Exercise 6.9 of the HoTT book tells us that, and assuming LEM, we can exhibit a function such that is a non-identity function I have proved the converse of this. Like in exercise 6.9, we assume univalence.
In a typical functional programming career, at some point one encounters the notions of parametricity and free theorems.
Parametricity can be used to answer questions such as: is every function
f : forall x. x -> x
equal to the identity function? Parametricity tells us that this is true for System F.
However, this is a metatheoretical statement. Parametricity gives properties about the terms of a language, rather than proving internally that certain elements satisfy some properties.
So what can we prove internally about a polymorphic function ?
In particular, we can see that internal proofs (claiming that must be the identity function for every type ) cannot exist: exercise 6.9 of the HoTT book tells us that, assuming LEM, we can exhibit a function such that is (Notice that the proof of this is not quite as trivial as it may seem: LEM only gives us if is a (mere) proposition (a.k.a. subsingleton). Hence, simple case analysis on does not work, because this is not necessarily a proposition.)
And given the fact that LEM is consistent with univalent foundations, this means that a proof that is the identity function cannot exist.
I have proved that LEM is exactly what is needed to get a polymorphic function that is not the identity on the booleans.
Theorem. If there is a function with then LEM holds.
If then by simply trying both elements we can find an explicit boolean such that Without loss of generality, we can assume
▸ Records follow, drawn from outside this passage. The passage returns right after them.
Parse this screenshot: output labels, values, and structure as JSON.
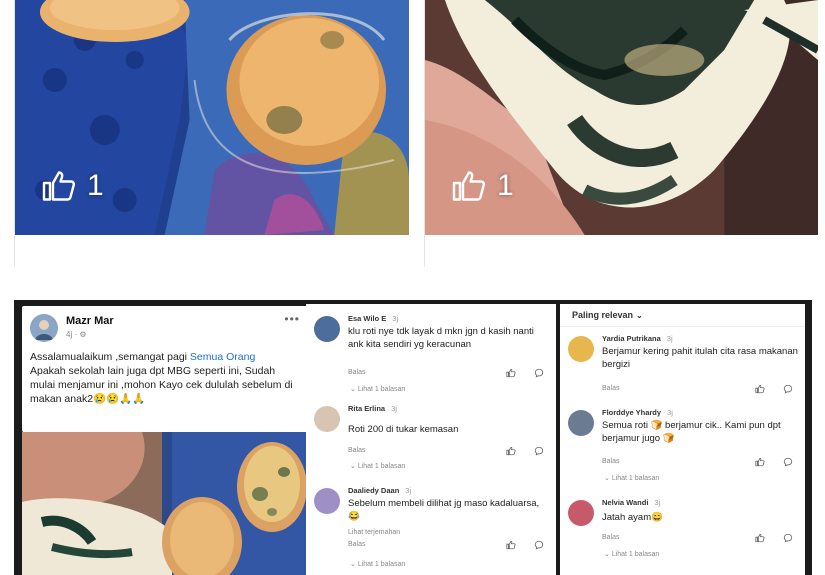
{
  "top_cards": [
    {
      "like_count": "1"
    },
    {
      "like_count": "1"
    }
  ],
  "post": {
    "author": "Mazr Mar",
    "time": "4j · ⚙",
    "more": "•••",
    "text_line1": "Assalamualaikum ,semangat pagi",
    "mention": "Semua Orang",
    "text_line2": "Apakah sekolah lain juga dpt MBG seperti ini, Sudah mulai menjamur ini ,mohon Kayo cek dululah sebelum di makan  anak2😢😢🙏🙏"
  },
  "comments_mid": [
    {
      "name": "Esa Wilo E",
      "time": "3j",
      "text": "klu roti nye tdk layak d mkn jgn d kasih nanti ank kita sendiri yg keracunan",
      "reply": "Balas",
      "more": "Lihat 1 balasan"
    },
    {
      "name": "Rita Erlina",
      "time": "3j",
      "text": "Roti 200 di tukar kemasan",
      "reply": "Balas",
      "more": "Lihat 1 balasan"
    },
    {
      "name": "Daaliedy Daan",
      "time": "3j",
      "text": "Sebelum membeli dilihat jg maso kadaluarsa, 😂",
      "status": "Lihat terjemahan",
      "reply": "Balas",
      "more": "Lihat 1 balasan"
    }
  ],
  "comments_right": {
    "sort_label": "Paling relevan",
    "items": [
      {
        "name": "Yardia Putrikana",
        "time": "3j",
        "text": "Berjamur kering pahit itulah cita rasa makanan bergizi",
        "reply": "Balas"
      },
      {
        "name": "Florddye Yhardy",
        "time": "3j",
        "text": "Semua roti 🍞 berjamur cik.. Kami pun dpt berjamur jugo 🍞",
        "reply": "Balas",
        "more": "Lihat 1 balasan"
      },
      {
        "name": "Nelvia Wandi",
        "time": "3j",
        "text": "Jatah ayam😄",
        "reply": "Balas",
        "more": "Lihat 1 balasan"
      }
    ]
  },
  "colors": {
    "link_blue": "#1d6fd1",
    "card_border": "#e3e3e3"
  }
}
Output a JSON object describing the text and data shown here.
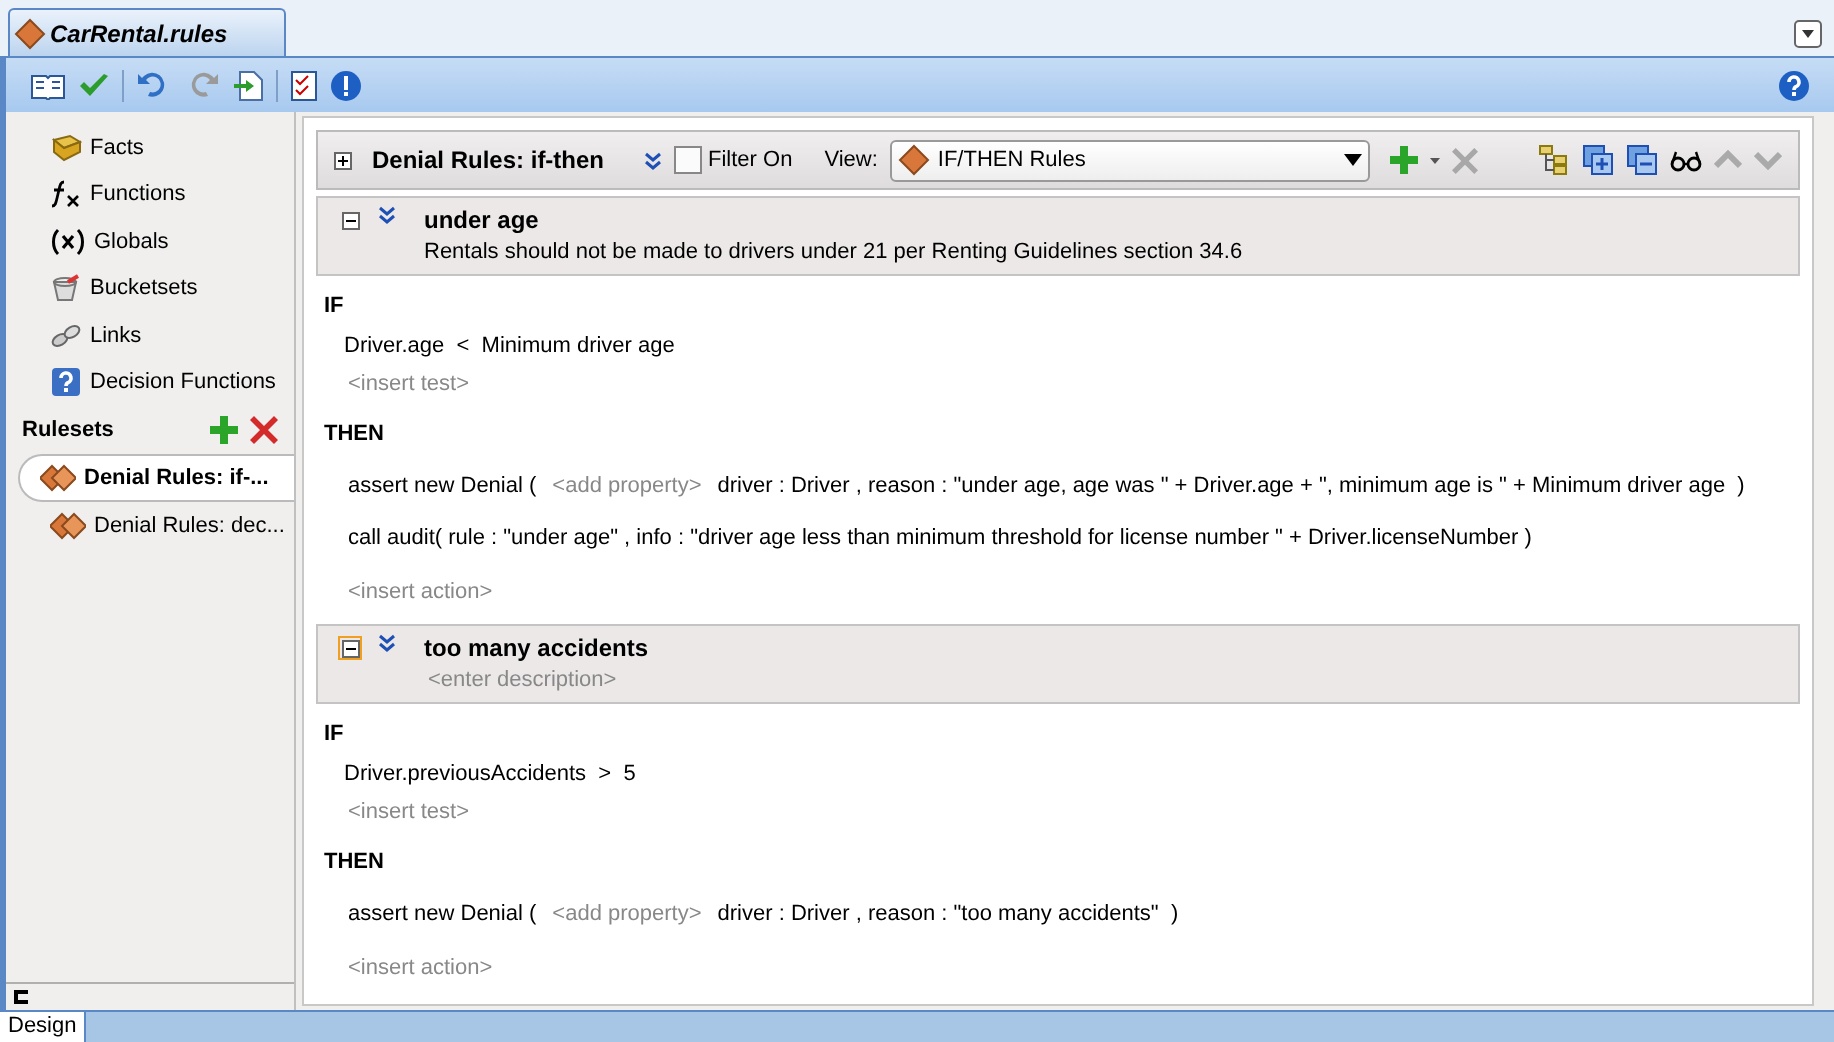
{
  "editor_tab": {
    "title": "CarRental.rules",
    "selected": true
  },
  "sidebar": {
    "items": [
      {
        "label": "Facts"
      },
      {
        "label": "Functions"
      },
      {
        "label": "Globals"
      },
      {
        "label": "Bucketsets"
      },
      {
        "label": "Links"
      },
      {
        "label": "Decision Functions"
      }
    ],
    "rulesets_label": "Rulesets",
    "rulesets": [
      {
        "label": "Denial Rules: if-...",
        "selected": true
      },
      {
        "label": "Denial Rules: dec...",
        "selected": false
      }
    ]
  },
  "ruleset_header": {
    "title": "Denial Rules: if-then",
    "filter_label": "Filter On",
    "filter_on": false,
    "view_label": "View:",
    "view_value": "IF/THEN Rules"
  },
  "rules": [
    {
      "name": "under age",
      "description": "Rentals should not be made to drivers under 21 per Renting Guidelines section 34.6",
      "description_is_placeholder": false,
      "toggle_focused": false,
      "if_label": "IF",
      "tests": [
        "Driver.age  <  Minimum driver age"
      ],
      "insert_test": "<insert test>",
      "then_label": "THEN",
      "actions": [
        [
          {
            "kind": "code",
            "text": "assert new Denial ("
          },
          {
            "kind": "hint",
            "text": "<add property>"
          },
          {
            "kind": "code",
            "text": "driver : Driver , reason : \"under age, age was \" + Driver.age + \", minimum age is \" + Minimum driver age  )"
          }
        ],
        [
          {
            "kind": "code",
            "text": "call audit( rule : \"under age\" , info : \"driver age less than minimum threshold for license number \" + Driver.licenseNumber )"
          }
        ]
      ],
      "insert_action": "<insert action>"
    },
    {
      "name": "too many accidents",
      "description": "<enter description>",
      "description_is_placeholder": true,
      "toggle_focused": true,
      "if_label": "IF",
      "tests": [
        "Driver.previousAccidents  >  5"
      ],
      "insert_test": "<insert test>",
      "then_label": "THEN",
      "actions": [
        [
          {
            "kind": "code",
            "text": "assert new Denial ("
          },
          {
            "kind": "hint",
            "text": "<add property>"
          },
          {
            "kind": "code",
            "text": "driver : Driver , reason : \"too many accidents\"  )"
          }
        ]
      ],
      "insert_action": "<insert action>"
    }
  ],
  "bottom_tabs": [
    {
      "label": "Design",
      "selected": true
    }
  ]
}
For the remainder of this analysis, let be an arbitrary proposition. Then we want to achieve to prove LEM.
We will consider a type with three points, where we identify two points depending on whether holds. In other words, we consider the quotient of a three-element type, where the relation between two of those points is the proposition
I will call this space and it can be defined as where is the suspension of This particular way of defining the quotient, which is equivalent to a quotient of a three-point set, will make case analysis simpler to set up. (Note that suspensions are not generally quotients: we use the fact that is a proposition here.)
Notice that if holds, then and also
We will consider at the type (not itself!). Now the proof continues by defining
(where is the equivalence given by the identity function on ) and doing case analysis on and if necessary also on for some elements I do not believe it is very instructive to spell out all cases explicitly here. I wrote a more detailed note containing an explicit proof.
Notice that doing case analysis here is simply an instance of the induction principle for In particular, we do not require decidable equality of (which would already give us which is exactly what we are trying to prove).
For the sake of illustration, here is one case:
- Assume holds. Then since then by transporting along an appropriate equivalence (namely the one that identifies with we get But since is an equivalence for which is a fixed point, must be the identity everywhere, that is, which is a contradiction.
Thanks to Martín Escardó, my supervisor, for his support. Thanks to Uday Reddy for giving the talk on parametricity that inspired me to think about this.